[O]fficers joined volunteers from the South Lakes Deer Management Group on Friday night (June 30th) to target poaching hot spots and conduct vehicle spot checks as part of Operation Samurai.
Going on into the early hours of Saturday morning, the operation saw volunteers observe rural areas at a number of locations, starting at Haverthwaite.
Police officers were also nearby and ready to respond if suspicious activity was suspected. Around fifteen vehicles were checked and occupants spoken to.
Since the beginning of 2016, 80 reports of deer poaching have been made to Cumbria Police – four charges have been made in that time.
PC Sarah Rolland, Wildlife Crime Officer in South Lakes, said: “Deer poaching is still an issue for rural areas in Cumbria and I am grateful to all the volunteers who gave up their Friday night to help us tackle the problem together. Without their support, we would not be able to run these operations as effectively.
“Operation Samurai has been taking place for a number of years now and helps us to gather intelligence, which enables us to prevent this terrible crime.
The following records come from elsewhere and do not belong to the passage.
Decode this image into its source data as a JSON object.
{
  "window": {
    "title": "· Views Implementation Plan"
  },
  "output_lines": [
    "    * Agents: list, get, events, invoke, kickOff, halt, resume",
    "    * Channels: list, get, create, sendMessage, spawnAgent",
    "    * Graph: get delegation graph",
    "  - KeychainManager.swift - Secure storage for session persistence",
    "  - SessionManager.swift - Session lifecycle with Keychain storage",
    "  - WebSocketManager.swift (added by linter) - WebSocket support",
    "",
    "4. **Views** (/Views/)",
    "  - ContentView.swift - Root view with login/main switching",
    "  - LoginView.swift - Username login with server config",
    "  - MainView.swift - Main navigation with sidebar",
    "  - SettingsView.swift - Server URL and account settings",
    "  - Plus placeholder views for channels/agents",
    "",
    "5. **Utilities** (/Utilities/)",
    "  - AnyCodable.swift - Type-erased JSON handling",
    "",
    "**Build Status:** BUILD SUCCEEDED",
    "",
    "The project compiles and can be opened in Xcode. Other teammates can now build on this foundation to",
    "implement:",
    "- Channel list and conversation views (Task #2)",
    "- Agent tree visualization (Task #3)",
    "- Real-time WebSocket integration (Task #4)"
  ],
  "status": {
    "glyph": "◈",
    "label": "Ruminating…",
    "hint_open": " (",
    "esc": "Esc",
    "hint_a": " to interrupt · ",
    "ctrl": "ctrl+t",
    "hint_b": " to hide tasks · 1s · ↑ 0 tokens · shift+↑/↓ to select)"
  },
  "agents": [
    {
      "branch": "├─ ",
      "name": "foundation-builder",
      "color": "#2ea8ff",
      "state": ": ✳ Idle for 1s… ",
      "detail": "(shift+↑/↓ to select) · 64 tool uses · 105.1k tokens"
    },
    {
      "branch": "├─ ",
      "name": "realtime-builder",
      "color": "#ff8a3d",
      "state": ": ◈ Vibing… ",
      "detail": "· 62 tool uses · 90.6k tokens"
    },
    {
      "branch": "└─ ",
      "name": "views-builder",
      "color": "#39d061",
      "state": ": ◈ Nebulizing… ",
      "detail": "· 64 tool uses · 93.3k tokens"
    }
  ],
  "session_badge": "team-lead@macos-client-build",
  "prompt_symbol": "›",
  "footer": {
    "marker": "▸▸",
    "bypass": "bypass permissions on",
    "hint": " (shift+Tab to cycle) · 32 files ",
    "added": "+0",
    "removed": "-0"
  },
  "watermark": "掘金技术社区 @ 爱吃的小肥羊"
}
We will continue to take action and poachers should be aware that we will not tolerate their criminality in Cumbria.”
A spokesperson for the South Lakes Deer Management Group said: “The continuing use of despicably cruel methods by poachers is an affront to our native deer and to those people who live and work in the countryside where the deer are to be found.
“We understand that deer numbers need to be controlled, to ensure a healthy and balanced deer population – but every time a poacher takes a deer without regard to age, gender of condition of the animal, that balance is much more difficult to achieve.
“To combat this criminal activity it is essential that we all continue to work together to ensure these criminals are brought before the courts and dealt with appropriately.”
Cumbria’s Police and Crime Commissioner, Peter McCall, said: “I am really pleased to see operations such as this one, where we work together with people in our communities to tackle criminal behaviour such as deer poaching, and I would like to thank the volunteers for taking part. We couldn’t do it without you. I hope the success of this operation sends a clear message to criminals that we will absolutely not tolerate poaching in our county, and we will catch you.”
Anyone with information about poaching should contact Cumbria Police on 101, or Crimestoppers anonymously on 0800 555 111.